Entries supplied:
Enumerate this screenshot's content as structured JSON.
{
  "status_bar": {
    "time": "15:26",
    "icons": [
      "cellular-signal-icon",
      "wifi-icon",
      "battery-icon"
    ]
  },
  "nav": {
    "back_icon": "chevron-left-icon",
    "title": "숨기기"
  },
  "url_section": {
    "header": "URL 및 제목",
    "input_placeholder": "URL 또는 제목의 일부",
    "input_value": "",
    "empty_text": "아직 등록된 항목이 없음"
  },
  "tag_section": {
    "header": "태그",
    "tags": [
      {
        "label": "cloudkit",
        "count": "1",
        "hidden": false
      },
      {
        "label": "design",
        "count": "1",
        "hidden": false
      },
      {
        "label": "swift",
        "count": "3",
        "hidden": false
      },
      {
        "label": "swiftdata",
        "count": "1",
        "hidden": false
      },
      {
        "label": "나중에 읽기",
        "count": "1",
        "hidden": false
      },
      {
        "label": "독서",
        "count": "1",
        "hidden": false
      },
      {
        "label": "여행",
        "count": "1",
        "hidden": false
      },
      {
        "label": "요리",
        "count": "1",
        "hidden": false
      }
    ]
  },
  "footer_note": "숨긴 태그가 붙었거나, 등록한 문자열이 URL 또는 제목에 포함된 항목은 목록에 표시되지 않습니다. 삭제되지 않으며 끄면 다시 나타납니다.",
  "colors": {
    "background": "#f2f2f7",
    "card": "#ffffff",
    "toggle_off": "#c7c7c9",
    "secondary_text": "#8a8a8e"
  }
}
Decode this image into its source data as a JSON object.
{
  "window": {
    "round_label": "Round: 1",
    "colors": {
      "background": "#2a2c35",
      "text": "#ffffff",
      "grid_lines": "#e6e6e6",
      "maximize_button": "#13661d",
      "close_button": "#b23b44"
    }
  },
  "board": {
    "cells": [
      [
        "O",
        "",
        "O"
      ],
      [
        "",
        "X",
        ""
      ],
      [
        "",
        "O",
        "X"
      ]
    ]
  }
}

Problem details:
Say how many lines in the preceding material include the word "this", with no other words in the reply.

Answer area:
2